This paper analyzes the evolution of the construct known as Post-Traumatic Stress Disorder. Specifically, it examines the ways in which its name has changed over millennia and how soldiers suffering from this mental condition... MORE»
Submit to Inquiries Journal, Get a Decision in 10-Days

Inquiries Journal provides undergraduate and graduate students around the world a platform for the wide dissemination of academic work over a range of core disciplines.

Representing the work of students from hundreds of institutions around the globe, Inquiries Journal's large database of academic articles is completely free. Learn more | Blog | Submit

Follow IJ

Latest in Literature

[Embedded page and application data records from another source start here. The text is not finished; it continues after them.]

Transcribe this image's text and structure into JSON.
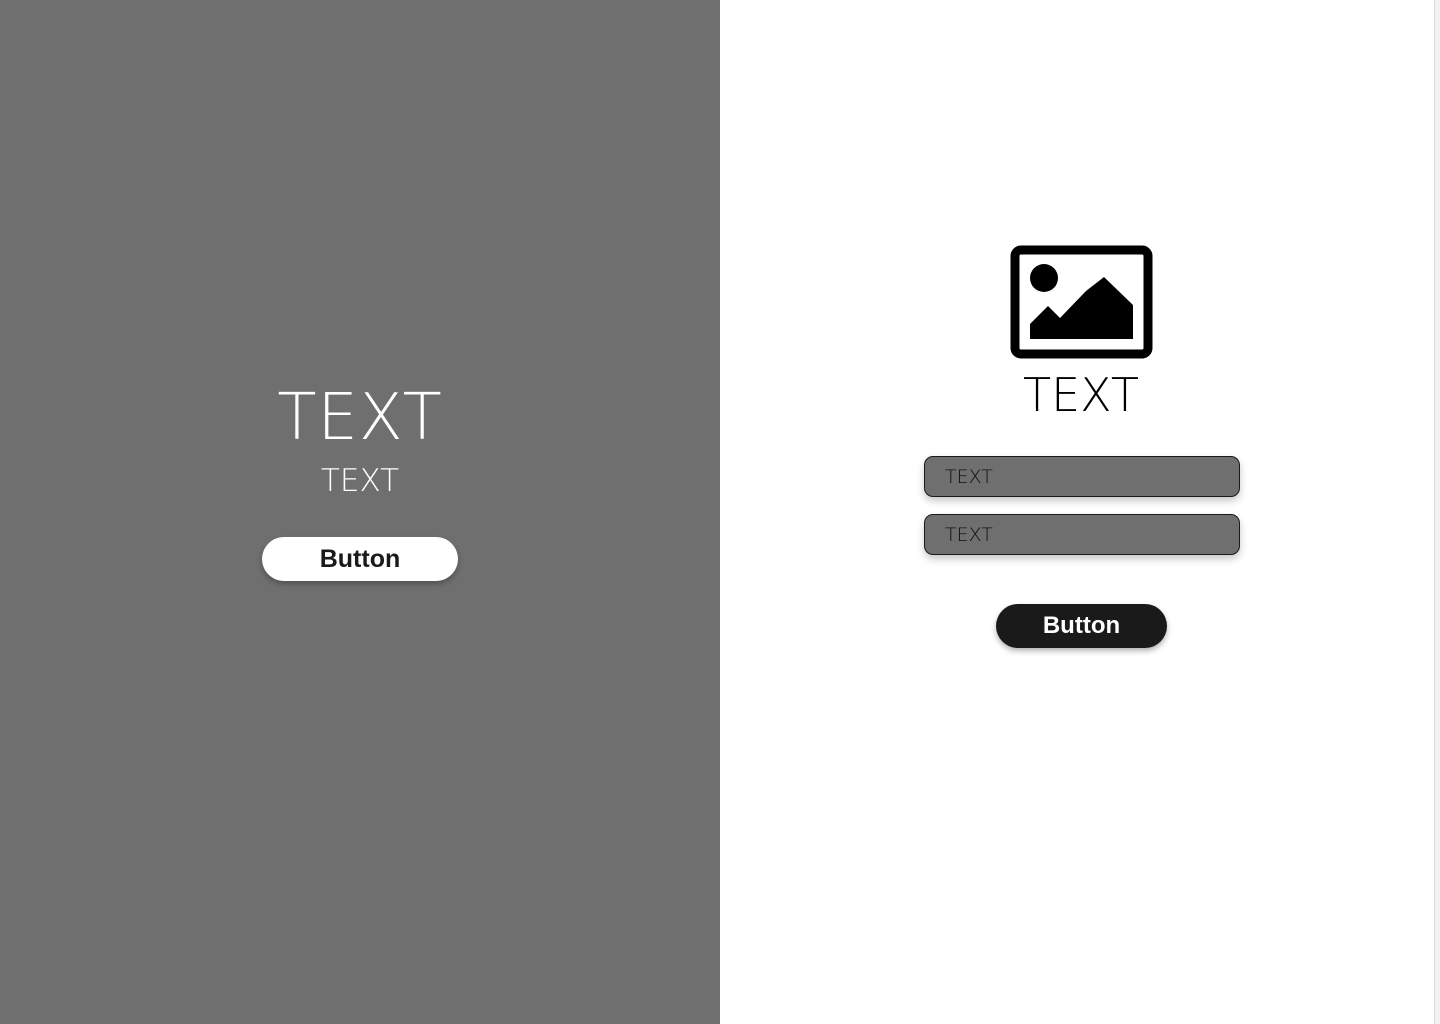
{
  "left_panel": {
    "title": "TEXT",
    "subtitle": "TEXT",
    "button_label": "Button"
  },
  "right_panel": {
    "image_icon": "image-placeholder-icon",
    "title": "TEXT",
    "fields": [
      {
        "placeholder": "TEXT"
      },
      {
        "placeholder": "TEXT"
      }
    ],
    "button_label": "Button"
  },
  "colors": {
    "left_panel_bg": "#6f6f6f",
    "right_panel_bg": "#ffffff",
    "field_bg": "#6f6f6f",
    "left_button_bg": "#ffffff",
    "right_button_bg": "#1a1a1a"
  }
}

2023, Vol. 15 No. 02
This literary analysis compares the spiritual landscape of Aldous Huxley’s Brave New World against his nonfiction work, The Perennial Philosophy. In Brave New World, Huxley’s World State appears spiritually promising. It embeds self-... Read Article »
2022, Vol. 14 No. 09
Woolfian Scholars regularly denote the moments where Woolf’s characters feel inexplicably connected and inseparable from one another as representing the spiritual and mystic beliefs of their author. I want to reframe this notion, considering... Read Article »
2022, Vol. 14 No. 09
The Goldfinch (2013) by Donna Tartt is a novel that explores the conditions of grief and escalating lengths characters will go to survive the traumas and mysteries of life. This story of guilt and loss—intermixed with love and longing&mdash... Read Article »
2022, Vol. 14 No. 04
British Poet Laureate Carol Ann Duffy’s The World’s Wife presents a fresh outlook on myths and fairy tales, by retelling them through sociosexually liberated women. The poems feature many themes such as murder, sexuality and childhood... Read Article »
2022, Vol. 14 No. 04
The 17th and 18th centuries saw a wide proliferation of aesthetic discourse through which the picturesque emerged to capture the type of beauty derived from the exchange of in vivo vigor for the spirit of artistic medium. While the metaphysical... Read Article »
2022, Vol. 14 No. 03
This paper explores the complexity of Whitman’s nationalism and, with reference to Leaves of Grass (1856), examines the apparent paradox between Whitman’s poetry of love and recognition and his imperialistic impulses. This paper draws... Read Article »
2022, Vol. 14 No. 02
This article explores the expression of the Gothic romance genre in the 21st century, by examining Mike Flannagan’s The Haunting of Bly Manor. Very little literature focuses on contemporary expressions of this genre. The Gothic reflects the... Read Article »

What are you looking for?


Finding Balance in Graduate School
5 Tips for Publishing Your First Academic Article
How to Manage a Group Project (Video)